Article
Das Wissen und die Bedeutung nichtbewusster kognitiver Prozesse nimmt mit den wissenschaftlichen Untersuchungsmöglichkeiten der Hirnforschung und Psychologie stetig zu. Daraus ergibt sich die Konsequenz, nichtbewusste Prozesse auch in pädago- gische Situationen einzubeziehen. Da sich bewusste Informationsverarbeitungspro- zesse von nichtbewussten grundsätzlich unterscheiden, kann durch das Beachten bei- der Formen die Effektivität und Zufriedenheit mit Lernprozessen gesteigert werden. Nichtbewusste kognitive Prozesse Unter kognitiven Prozessen werden alle Vorgänge des Erkennens, Wissens und der Informationsverarbeitung verstanden. Dazu gehören Planen, Schlussfolgern, Entschei- den, Fantasieren, Vorstellen, Wahrnehmen, Reflektieren, Denken, Lernen etc. Sie be- einflussen das Verhalten des Menschen mehr als externe Ereignisse. Entscheidend für die Handlungen und Reaktionen eines Menschen ist nicht, was ihm geschieht, son- dern welche Bedeutung er diesen Erlebnissen zuschreibt. Wenn von kognitiven Prozessen die Rede ist, werden damit in der Regel bewusste mentale Vorgänge bezeichnet. Neuere Erkenntnisse der Hirnforschung weisen jedoch darauf hin, dass die kognitiven Prozesse, die bewusst werden, nur einen kleinen Teil des gesamten kognitiven Geschehens ausmachen. Die überwiegende Anzahl der kog- nitiven Prozesse ist dem Bewusstsein nicht zugänglich.

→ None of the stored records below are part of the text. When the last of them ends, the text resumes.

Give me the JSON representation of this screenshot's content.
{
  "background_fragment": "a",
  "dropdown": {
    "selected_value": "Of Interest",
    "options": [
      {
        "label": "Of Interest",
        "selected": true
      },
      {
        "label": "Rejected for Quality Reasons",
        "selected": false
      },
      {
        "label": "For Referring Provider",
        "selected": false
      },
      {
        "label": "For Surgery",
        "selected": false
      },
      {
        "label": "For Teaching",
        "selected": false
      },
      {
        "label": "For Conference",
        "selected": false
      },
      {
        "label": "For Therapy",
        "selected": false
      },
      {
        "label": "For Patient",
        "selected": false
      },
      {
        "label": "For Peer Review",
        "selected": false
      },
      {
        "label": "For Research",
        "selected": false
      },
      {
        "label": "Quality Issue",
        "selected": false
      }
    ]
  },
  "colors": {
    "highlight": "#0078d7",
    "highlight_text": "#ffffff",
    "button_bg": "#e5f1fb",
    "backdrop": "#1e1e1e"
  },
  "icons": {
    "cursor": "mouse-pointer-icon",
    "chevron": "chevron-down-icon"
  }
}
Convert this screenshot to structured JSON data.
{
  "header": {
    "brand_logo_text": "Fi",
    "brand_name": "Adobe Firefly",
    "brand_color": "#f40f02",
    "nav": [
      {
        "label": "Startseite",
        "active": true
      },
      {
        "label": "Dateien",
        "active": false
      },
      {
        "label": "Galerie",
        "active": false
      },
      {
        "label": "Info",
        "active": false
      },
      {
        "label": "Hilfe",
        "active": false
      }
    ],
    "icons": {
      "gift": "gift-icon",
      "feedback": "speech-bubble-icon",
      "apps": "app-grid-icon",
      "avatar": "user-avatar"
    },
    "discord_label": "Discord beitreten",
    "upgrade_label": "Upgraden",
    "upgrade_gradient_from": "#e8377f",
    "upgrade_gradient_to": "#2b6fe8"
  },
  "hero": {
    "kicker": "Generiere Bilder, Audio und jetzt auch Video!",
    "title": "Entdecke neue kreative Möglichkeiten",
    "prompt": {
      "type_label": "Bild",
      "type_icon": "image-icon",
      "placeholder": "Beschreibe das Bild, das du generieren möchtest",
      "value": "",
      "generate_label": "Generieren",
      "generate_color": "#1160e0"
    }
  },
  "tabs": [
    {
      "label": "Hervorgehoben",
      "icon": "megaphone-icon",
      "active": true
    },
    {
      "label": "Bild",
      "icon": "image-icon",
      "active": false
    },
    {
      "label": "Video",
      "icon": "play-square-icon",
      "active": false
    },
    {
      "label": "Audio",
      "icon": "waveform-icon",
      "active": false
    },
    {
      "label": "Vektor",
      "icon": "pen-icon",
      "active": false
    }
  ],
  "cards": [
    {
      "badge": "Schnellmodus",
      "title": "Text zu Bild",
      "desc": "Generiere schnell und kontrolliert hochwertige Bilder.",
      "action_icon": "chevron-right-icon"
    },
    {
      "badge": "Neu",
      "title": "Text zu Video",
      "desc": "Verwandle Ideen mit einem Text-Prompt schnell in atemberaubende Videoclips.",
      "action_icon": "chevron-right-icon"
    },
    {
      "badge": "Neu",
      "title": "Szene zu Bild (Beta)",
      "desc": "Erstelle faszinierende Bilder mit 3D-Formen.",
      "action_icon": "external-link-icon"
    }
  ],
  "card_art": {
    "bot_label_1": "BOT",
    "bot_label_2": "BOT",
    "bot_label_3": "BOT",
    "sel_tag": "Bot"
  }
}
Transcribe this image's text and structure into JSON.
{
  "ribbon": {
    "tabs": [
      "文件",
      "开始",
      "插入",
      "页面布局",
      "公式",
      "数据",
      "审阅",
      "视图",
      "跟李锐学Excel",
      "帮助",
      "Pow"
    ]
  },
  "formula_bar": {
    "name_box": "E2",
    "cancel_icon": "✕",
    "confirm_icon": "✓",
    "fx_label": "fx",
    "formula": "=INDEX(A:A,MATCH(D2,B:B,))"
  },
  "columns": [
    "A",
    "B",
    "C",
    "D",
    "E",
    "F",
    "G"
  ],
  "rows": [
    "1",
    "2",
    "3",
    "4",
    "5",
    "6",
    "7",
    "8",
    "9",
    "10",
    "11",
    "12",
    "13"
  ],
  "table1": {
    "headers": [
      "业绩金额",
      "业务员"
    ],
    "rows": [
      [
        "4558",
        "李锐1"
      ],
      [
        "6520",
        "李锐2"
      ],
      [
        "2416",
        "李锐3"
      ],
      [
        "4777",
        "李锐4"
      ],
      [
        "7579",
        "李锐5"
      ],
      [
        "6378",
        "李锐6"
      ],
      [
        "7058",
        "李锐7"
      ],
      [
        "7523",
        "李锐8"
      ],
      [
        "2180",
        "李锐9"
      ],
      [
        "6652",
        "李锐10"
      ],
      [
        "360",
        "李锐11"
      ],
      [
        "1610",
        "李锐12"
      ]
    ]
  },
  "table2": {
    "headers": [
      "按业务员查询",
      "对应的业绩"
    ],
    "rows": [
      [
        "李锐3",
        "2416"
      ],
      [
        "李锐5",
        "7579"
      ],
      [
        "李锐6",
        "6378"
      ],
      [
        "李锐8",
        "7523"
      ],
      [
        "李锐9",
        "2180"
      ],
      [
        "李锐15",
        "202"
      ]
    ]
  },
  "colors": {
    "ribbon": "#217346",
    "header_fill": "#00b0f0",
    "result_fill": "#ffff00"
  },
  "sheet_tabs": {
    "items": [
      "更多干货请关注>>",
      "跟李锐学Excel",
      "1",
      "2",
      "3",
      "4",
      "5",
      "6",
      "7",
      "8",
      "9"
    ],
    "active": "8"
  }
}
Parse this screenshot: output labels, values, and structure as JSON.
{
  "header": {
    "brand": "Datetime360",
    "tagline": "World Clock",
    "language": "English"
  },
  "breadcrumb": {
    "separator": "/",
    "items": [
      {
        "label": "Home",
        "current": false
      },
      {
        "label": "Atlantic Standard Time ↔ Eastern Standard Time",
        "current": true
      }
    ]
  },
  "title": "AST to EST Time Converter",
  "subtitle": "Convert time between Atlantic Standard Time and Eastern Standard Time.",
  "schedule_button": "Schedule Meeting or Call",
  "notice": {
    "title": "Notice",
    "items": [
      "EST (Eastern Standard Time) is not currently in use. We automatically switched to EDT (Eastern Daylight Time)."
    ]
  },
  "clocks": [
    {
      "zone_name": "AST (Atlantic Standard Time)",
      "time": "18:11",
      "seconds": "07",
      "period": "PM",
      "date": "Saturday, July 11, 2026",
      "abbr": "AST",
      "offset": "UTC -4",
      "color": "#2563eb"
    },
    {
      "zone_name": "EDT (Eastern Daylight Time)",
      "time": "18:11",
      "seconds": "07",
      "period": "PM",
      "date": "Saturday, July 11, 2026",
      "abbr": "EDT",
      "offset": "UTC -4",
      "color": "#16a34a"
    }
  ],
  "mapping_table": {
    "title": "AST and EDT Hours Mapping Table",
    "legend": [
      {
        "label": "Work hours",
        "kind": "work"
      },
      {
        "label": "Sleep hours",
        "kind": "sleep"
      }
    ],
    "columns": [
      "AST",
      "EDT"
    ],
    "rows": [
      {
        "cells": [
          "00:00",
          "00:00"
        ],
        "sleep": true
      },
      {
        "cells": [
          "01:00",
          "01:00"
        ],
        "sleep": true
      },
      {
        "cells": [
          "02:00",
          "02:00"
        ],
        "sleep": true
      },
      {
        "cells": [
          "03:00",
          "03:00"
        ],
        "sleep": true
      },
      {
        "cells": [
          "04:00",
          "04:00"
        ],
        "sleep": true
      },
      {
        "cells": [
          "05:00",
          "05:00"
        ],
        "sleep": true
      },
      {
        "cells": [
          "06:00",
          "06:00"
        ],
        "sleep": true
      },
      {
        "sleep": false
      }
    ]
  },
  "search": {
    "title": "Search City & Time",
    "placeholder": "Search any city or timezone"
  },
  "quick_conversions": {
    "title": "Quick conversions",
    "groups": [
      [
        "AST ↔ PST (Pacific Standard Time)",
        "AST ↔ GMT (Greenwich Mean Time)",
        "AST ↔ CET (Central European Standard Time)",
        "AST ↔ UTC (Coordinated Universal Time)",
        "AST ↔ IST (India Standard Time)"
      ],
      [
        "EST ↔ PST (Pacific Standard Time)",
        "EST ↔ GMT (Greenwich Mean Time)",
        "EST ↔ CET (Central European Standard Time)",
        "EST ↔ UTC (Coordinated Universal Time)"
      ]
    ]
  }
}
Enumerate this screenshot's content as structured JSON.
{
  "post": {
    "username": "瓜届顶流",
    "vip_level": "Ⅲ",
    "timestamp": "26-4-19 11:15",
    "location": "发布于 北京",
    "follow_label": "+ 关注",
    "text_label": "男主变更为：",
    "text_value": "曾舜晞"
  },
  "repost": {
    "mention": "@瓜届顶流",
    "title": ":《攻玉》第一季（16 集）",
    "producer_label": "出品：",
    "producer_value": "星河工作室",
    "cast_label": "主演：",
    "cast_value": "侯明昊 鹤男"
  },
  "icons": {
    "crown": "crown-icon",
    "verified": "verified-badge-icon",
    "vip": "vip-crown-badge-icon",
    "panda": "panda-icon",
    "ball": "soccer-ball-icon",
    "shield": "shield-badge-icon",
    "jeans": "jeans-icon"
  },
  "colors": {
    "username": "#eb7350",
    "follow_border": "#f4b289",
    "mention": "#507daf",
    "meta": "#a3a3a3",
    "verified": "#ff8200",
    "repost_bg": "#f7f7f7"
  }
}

Trotzdem beeinflussen sie das Denken und Handeln einer Person nachhaltig. "Man muss völlig umdenken und sich darüber klar werden, dass das Bewusstsein nur einen ganz kleinen Teil unseres Ge- hirns umfasst. Und wenn wir bewusst sind, sind nur begrenzte Teile des so genannten assoziativen Kortex aktiv. Man kann sagen, ungefähr 90 Prozent des Gehirns sind un- bewusst, nämlich das gesamte Gehirn außerhalb des Kortex und ein großer Teil der Großhirnrinde selbst ... Ich erlebe mich selbst als denkend, fühlend, wahrnehmend oder entscheidend, und nehme die 90 Prozent, die mich dazu bringen, nicht wahr" (Roth 2002, S. 44).